* [WORK TASK]
Give the data back exactly. Leave out any images.

* [Records from a data source]

- - -

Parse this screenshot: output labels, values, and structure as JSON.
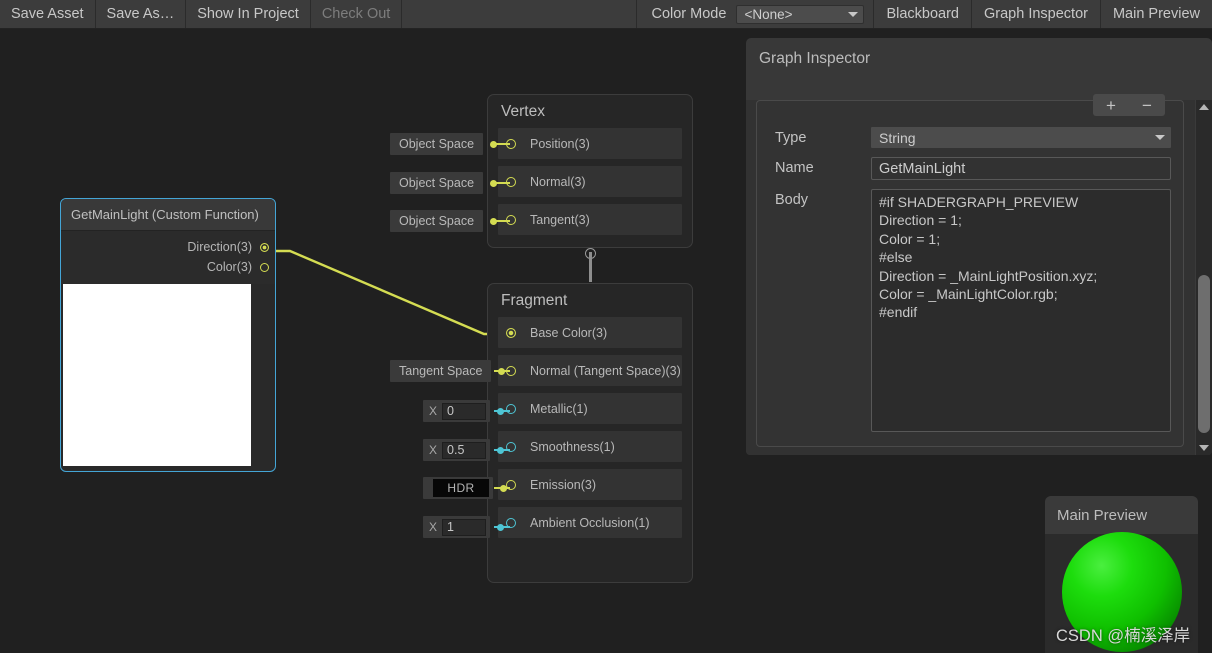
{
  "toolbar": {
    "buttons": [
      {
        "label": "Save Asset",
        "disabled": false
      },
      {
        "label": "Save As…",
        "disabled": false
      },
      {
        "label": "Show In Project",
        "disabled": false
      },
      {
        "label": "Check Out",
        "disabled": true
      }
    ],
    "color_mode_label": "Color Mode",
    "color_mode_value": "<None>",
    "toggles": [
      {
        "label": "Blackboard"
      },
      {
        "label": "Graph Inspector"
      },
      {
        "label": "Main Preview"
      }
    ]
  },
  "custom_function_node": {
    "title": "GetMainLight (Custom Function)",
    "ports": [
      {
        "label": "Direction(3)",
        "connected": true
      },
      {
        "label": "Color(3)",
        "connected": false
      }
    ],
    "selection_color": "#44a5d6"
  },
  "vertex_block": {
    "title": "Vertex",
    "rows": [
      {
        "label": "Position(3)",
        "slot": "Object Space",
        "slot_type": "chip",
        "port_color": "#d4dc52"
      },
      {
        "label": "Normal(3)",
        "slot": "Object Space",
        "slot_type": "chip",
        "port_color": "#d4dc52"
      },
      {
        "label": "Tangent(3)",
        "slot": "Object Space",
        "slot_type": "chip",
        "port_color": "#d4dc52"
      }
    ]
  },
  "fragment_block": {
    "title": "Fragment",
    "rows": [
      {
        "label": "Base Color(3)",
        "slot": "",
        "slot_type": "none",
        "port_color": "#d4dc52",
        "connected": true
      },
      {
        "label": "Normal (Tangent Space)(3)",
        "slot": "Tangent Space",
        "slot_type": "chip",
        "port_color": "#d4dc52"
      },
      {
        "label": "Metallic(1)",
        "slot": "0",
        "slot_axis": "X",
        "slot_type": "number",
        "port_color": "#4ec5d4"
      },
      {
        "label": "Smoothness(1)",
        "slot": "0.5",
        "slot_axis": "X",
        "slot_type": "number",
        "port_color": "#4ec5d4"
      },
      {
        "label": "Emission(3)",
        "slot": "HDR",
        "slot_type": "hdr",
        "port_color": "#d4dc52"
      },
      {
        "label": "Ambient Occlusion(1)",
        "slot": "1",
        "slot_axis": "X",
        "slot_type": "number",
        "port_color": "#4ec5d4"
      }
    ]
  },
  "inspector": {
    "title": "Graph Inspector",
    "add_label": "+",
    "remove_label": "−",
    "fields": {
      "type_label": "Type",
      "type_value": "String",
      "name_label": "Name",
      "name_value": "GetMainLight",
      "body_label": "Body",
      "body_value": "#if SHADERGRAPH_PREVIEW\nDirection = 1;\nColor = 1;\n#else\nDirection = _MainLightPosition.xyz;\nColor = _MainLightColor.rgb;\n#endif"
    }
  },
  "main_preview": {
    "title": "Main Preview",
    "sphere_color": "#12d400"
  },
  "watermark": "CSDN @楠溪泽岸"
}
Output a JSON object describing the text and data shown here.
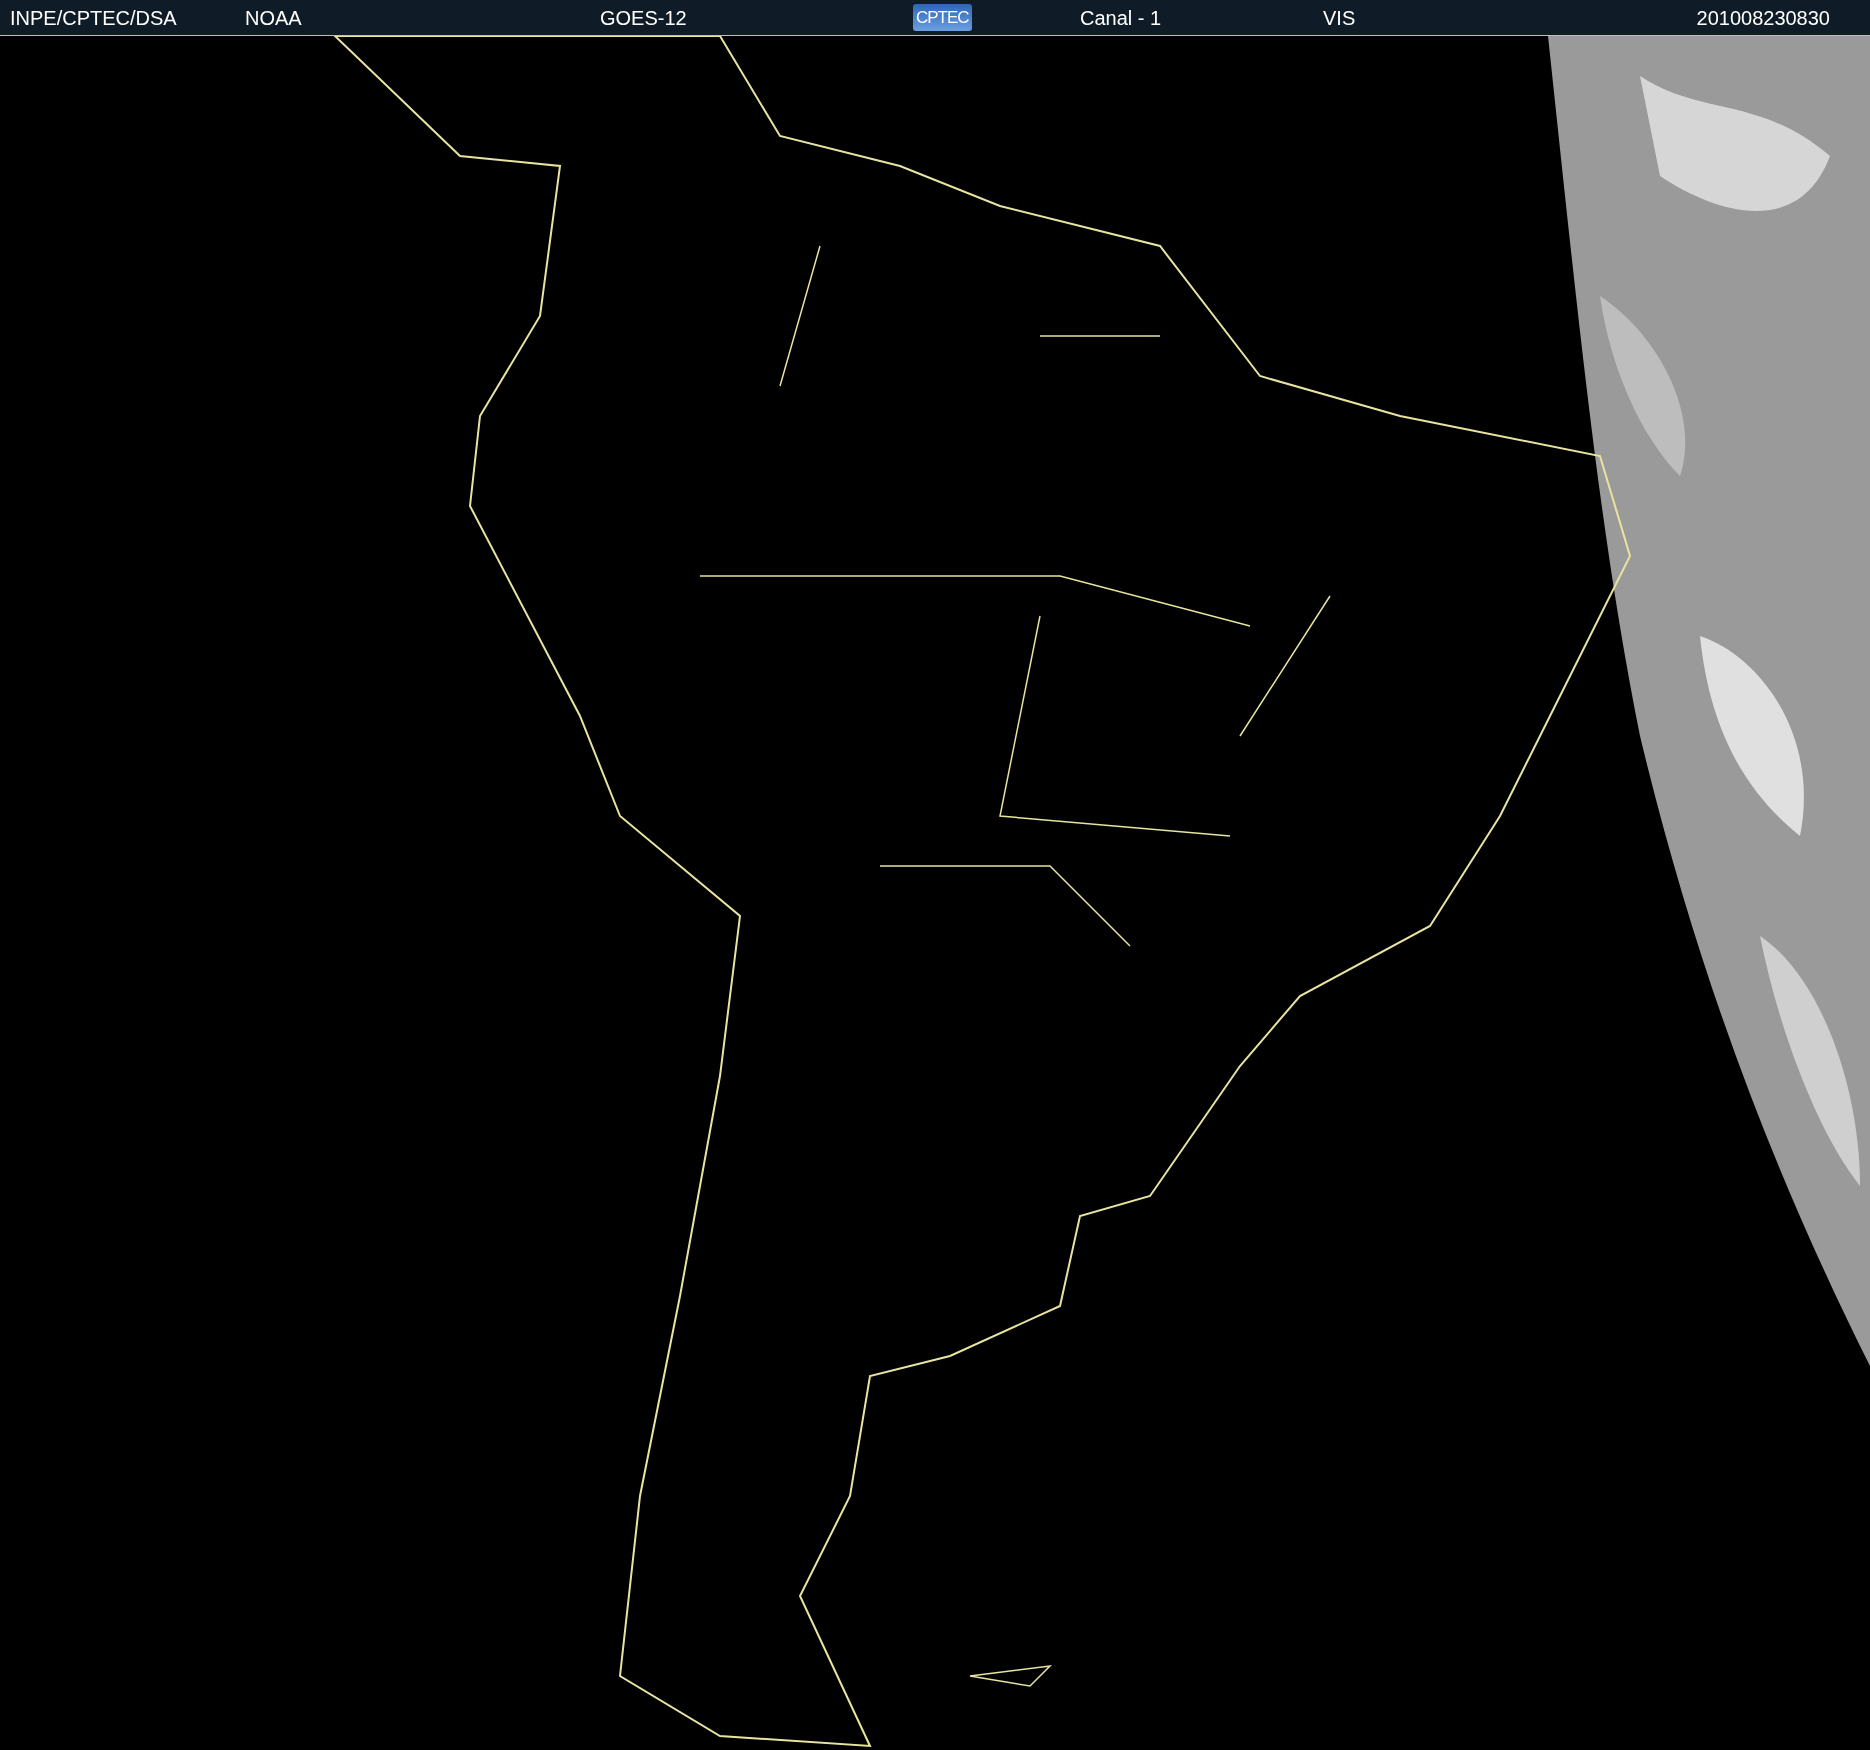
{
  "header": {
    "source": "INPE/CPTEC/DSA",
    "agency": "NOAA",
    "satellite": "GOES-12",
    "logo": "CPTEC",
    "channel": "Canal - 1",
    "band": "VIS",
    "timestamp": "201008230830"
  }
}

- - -

* [THE COMPLETED TASK]
Parse this screenshot: output labels, values, and structure as JSON.
{
  "toolbar": {
    "buttons": [
      {
        "label": "Save Asset",
        "disabled": false
      },
      {
        "label": "Save As…",
        "disabled": false
      },
      {
        "label": "Show In Project",
        "disabled": false
      },
      {
        "label": "Check Out",
        "disabled": true
      }
    ],
    "color_mode_label": "Color Mode",
    "color_mode_value": "<None>",
    "toggles": [
      {
        "label": "Blackboard"
      },
      {
        "label": "Graph Inspector"
      },
      {
        "label": "Main Preview"
      }
    ]
  },
  "custom_function_node": {
    "title": "GetMainLight (Custom Function)",
    "ports": [
      {
        "label": "Direction(3)",
        "connected": true
      },
      {
        "label": "Color(3)",
        "connected": false
      }
    ],
    "selection_color": "#44a5d6"
  },
  "vertex_block": {
    "title": "Vertex",
    "rows": [
      {
        "label": "Position(3)",
        "slot": "Object Space",
        "slot_type": "chip",
        "port_color": "#d4dc52"
      },
      {
        "label": "Normal(3)",
        "slot": "Object Space",
        "slot_type": "chip",
        "port_color": "#d4dc52"
      },
      {
        "label": "Tangent(3)",
        "slot": "Object Space",
        "slot_type": "chip",
        "port_color": "#d4dc52"
      }
    ]
  },
  "fragment_block": {
    "title": "Fragment",
    "rows": [
      {
        "label": "Base Color(3)",
        "slot": "",
        "slot_type": "none",
        "port_color": "#d4dc52",
        "connected": true
      },
      {
        "label": "Normal (Tangent Space)(3)",
        "slot": "Tangent Space",
        "slot_type": "chip",
        "port_color": "#d4dc52"
      },
      {
        "label": "Metallic(1)",
        "slot": "0",
        "slot_axis": "X",
        "slot_type": "number",
        "port_color": "#4ec5d4"
      },
      {
        "label": "Smoothness(1)",
        "slot": "0.5",
        "slot_axis": "X",
        "slot_type": "number",
        "port_color": "#4ec5d4"
      },
      {
        "label": "Emission(3)",
        "slot": "HDR",
        "slot_type": "hdr",
        "port_color": "#d4dc52"
      },
      {
        "label": "Ambient Occlusion(1)",
        "slot": "1",
        "slot_axis": "X",
        "slot_type": "number",
        "port_color": "#4ec5d4"
      }
    ]
  },
  "inspector": {
    "title": "Graph Inspector",
    "add_label": "+",
    "remove_label": "−",
    "fields": {
      "type_label": "Type",
      "type_value": "String",
      "name_label": "Name",
      "name_value": "GetMainLight",
      "body_label": "Body",
      "body_value": "#if SHADERGRAPH_PREVIEW\nDirection = 1;\nColor = 1;\n#else\nDirection = _MainLightPosition.xyz;\nColor = _MainLightColor.rgb;\n#endif"
    }
  },
  "main_preview": {
    "title": "Main Preview",
    "sphere_color": "#12d400"
  },
  "watermark": "CSDN @楠溪泽岸"
}
Output a JSON object describing the text and data shown here.
{
  "header": {
    "source": "INPE/CPTEC/DSA",
    "agency": "NOAA",
    "satellite": "GOES-12",
    "logo": "CPTEC",
    "channel": "Canal - 1",
    "band": "VIS",
    "timestamp": "201008230830"
  }
}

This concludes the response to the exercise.